The Academy: Theological Studies & Economics
No Rising Tide should be considered a key contribution to the emerging interdisciplinary research happening in theology and economics. I would recommend this text to religious studies scholars who would like to know where to begin to start doing research on this topic. More studies such as these are needed not only in the area of Christology, but perhaps someday, pneumatology, biblical studies, theological anthropology, and ecclesiology as well.

The Church: Ministering to Children and Youth Under Pressure
No Rising Tide may mean for ministry a class of clergy dedicated to dismantling the current arrangement of economic relationships in the name of the future, for the sake of our children. Perhaps a church desiring to share the Good News of Christ Jesus with children and youth under pressure may have to dispense with programs in its own building and get out into the streets, and confronting child homelessness and exploitation (Rieger, 115; 149)

I. Note: In terms of traditional federalist political terms (i.e., the separation of powers), this ruling must be considered an act of judicial activism which has never been appealed. In matters pertaining to commerce and the “general welfare,” the power to define of what a corporation is and isn’t should be left in the hands of the state and national legislative branches.

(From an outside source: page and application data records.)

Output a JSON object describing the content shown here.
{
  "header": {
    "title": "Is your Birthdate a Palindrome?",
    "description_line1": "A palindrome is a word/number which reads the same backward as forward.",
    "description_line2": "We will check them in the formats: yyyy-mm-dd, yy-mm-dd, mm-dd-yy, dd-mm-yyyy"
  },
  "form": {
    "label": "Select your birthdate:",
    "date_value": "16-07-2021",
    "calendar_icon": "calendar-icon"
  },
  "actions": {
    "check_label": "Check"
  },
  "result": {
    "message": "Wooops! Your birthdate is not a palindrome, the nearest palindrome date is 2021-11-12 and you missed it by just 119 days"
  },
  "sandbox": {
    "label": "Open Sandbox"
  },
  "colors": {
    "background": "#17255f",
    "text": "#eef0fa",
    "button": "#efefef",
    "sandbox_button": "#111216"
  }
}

II. Note: For example of this, see Tea Party darling and freshman Senator Rand Paul of KY and his interview with CNN on how there is “no upper class, middle class, or lower class.”: (The Young Turks Network last viewed on 5/31/11)

III. The theological implication of divine maleness is that g*d’s representative should be male, and therefore any departure from that paradigm deserves less in terms of status.

IV. An example of this from pop culture is the conclusion to film maker Michael Moore’s documentary, Capitalism: A Love Story

V. Note: I owe a debt of gratitude to minister and fellow co-blogger at Political Jesus, Chad Presley, for coming up with the term, “separation of corporation and state” especially in a financial system, supposedly a “free-market” where corporations are the beneficiaries of favorable government treatment, depending who is in power at the time. Likewise, there needs to be a decided push in the church for the separation of Mammon and Church, as one sees that this problem comes into clear view when dealing with the issue of a pastor’s salary, and how it is determined by her “singing the right tune” for the congregation rather than prophetically providing a Gospel word that may be disorienting.